• WHAT YOU SHOULD DO:
When you retype the records that follow, keep each word as it is and drop any pictures.

• INPUT:

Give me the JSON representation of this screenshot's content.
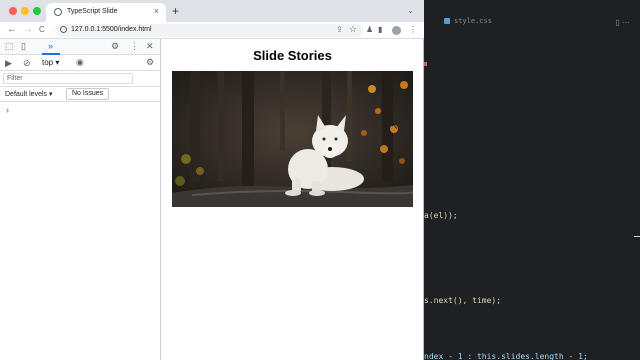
{
  "browser": {
    "tab_title": "TypeScript Slide",
    "tab_close": "×",
    "new_tab": "+",
    "tab_menu": "⌄",
    "url": "127.0.0.1:5500/index.html",
    "nav": {
      "back": "←",
      "forward": "→",
      "reload": "C"
    }
  },
  "devtools": {
    "more_tabs": "»",
    "context": "top ▾",
    "filter_placeholder": "Filter",
    "levels": "Default levels ▾",
    "issues": "No Issues",
    "prompt": "›"
  },
  "page": {
    "title": "Slide Stories"
  },
  "editor": {
    "tab_name": "style.css",
    "lines": [
      {
        "text": "a(el));"
      },
      {
        "text": "s.next(), time);"
      },
      {
        "text": "ndex - 1 : this.slides.length - 1;"
      }
    ]
  }
}
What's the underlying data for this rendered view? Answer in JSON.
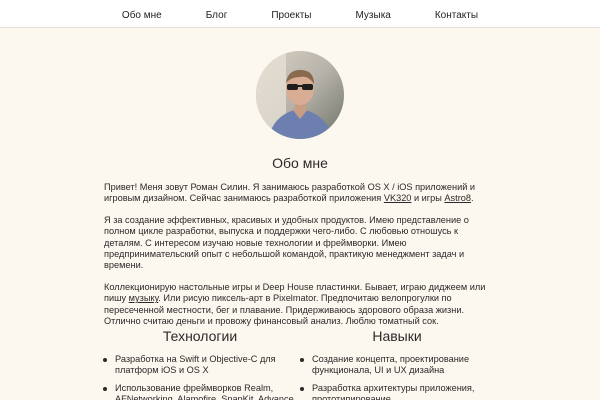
{
  "nav": {
    "items": [
      "Обо мне",
      "Блог",
      "Проекты",
      "Музыка",
      "Контакты"
    ]
  },
  "about": {
    "title": "Обо мне",
    "p1_a": "Привет! Меня зовут Роман Силин. Я занимаюсь разработкой OS X / iOS приложений и игровым дизайном. Сейчас занимаюсь разработкой приложения ",
    "p1_link1": "VK320",
    "p1_b": " и игры ",
    "p1_link2": "Astro8",
    "p1_c": ".",
    "p2": "Я за создание эффективных, красивых и удобных продуктов. Имею представление о полном цикле разработки, выпуска и поддержки чего-либо. С любовью отношусь к деталям. С интересом изучаю новые технологии и фреймворки. Имею предпринимательский опыт с небольшой командой, практикую менеджмент задач и времени.",
    "p3_a": "Коллекционирую настольные игры и Deep House пластинки. Бывает, играю диджеем или пишу ",
    "p3_link": "музыку",
    "p3_b": ". Или рисую пиксель-арт в Pixelmator. Предпочитаю велопрогулки по пересеченной местности, бег и плавание. Придерживаюсь здорового образа жизни. Отлично считаю деньги и провожу финансовый анализ. Люблю томатный сок."
  },
  "technologies": {
    "title": "Технологии",
    "items": [
      "Разработка на Swift и Objective-C для платформ iOS и OS X",
      "Использование фреймворков Realm, AFNetworking, Alamofire, SnapKit, Advance"
    ]
  },
  "skills": {
    "title": "Навыки",
    "items": [
      "Создание концепта, проектирование функционала, UI и UX дизайна",
      "Разработка архитектуры приложения, прототипирование"
    ]
  },
  "colors": {
    "background": "#fdf8ef",
    "nav_background": "#ffffff",
    "text": "#2a2a2a"
  }
}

• SOLVED EXERCISE:
Give me the JSON representation of this screenshot's content.
{
  "browser": {
    "tab_title": "TypeScript Slide",
    "tab_close": "×",
    "new_tab": "+",
    "tab_menu": "⌄",
    "url": "127.0.0.1:5500/index.html",
    "nav": {
      "back": "←",
      "forward": "→",
      "reload": "C"
    }
  },
  "devtools": {
    "more_tabs": "»",
    "context": "top ▾",
    "filter_placeholder": "Filter",
    "levels": "Default levels ▾",
    "issues": "No Issues",
    "prompt": "›"
  },
  "page": {
    "title": "Slide Stories"
  },
  "editor": {
    "tab_name": "style.css",
    "lines": [
      {
        "text": "a(el));"
      },
      {
        "text": "s.next(), time);"
      },
      {
        "text": "ndex - 1 : this.slides.length - 1;"
      }
    ]
  }
}
What's the underlying data for this rendered view? Answer in JSON.
{
  "nav": {
    "items": [
      "Обо мне",
      "Блог",
      "Проекты",
      "Музыка",
      "Контакты"
    ]
  },
  "about": {
    "title": "Обо мне",
    "p1_a": "Привет! Меня зовут Роман Силин. Я занимаюсь разработкой OS X / iOS приложений и игровым дизайном. Сейчас занимаюсь разработкой приложения ",
    "p1_link1": "VK320",
    "p1_b": " и игры ",
    "p1_link2": "Astro8",
    "p1_c": ".",
    "p2": "Я за создание эффективных, красивых и удобных продуктов. Имею представление о полном цикле разработки, выпуска и поддержки чего-либо. С любовью отношусь к деталям. С интересом изучаю новые технологии и фреймворки. Имею предпринимательский опыт с небольшой командой, практикую менеджмент задач и времени.",
    "p3_a": "Коллекционирую настольные игры и Deep House пластинки. Бывает, играю диджеем или пишу ",
    "p3_link": "музыку",
    "p3_b": ". Или рисую пиксель-арт в Pixelmator. Предпочитаю велопрогулки по пересеченной местности, бег и плавание. Придерживаюсь здорового образа жизни. Отлично считаю деньги и провожу финансовый анализ. Люблю томатный сок."
  },
  "technologies": {
    "title": "Технологии",
    "items": [
      "Разработка на Swift и Objective-C для платформ iOS и OS X",
      "Использование фреймворков Realm, AFNetworking, Alamofire, SnapKit, Advance"
    ]
  },
  "skills": {
    "title": "Навыки",
    "items": [
      "Создание концепта, проектирование функционала, UI и UX дизайна",
      "Разработка архитектуры приложения, прототипирование"
    ]
  },
  "colors": {
    "background": "#fdf8ef",
    "nav_background": "#ffffff",
    "text": "#2a2a2a"
  }
}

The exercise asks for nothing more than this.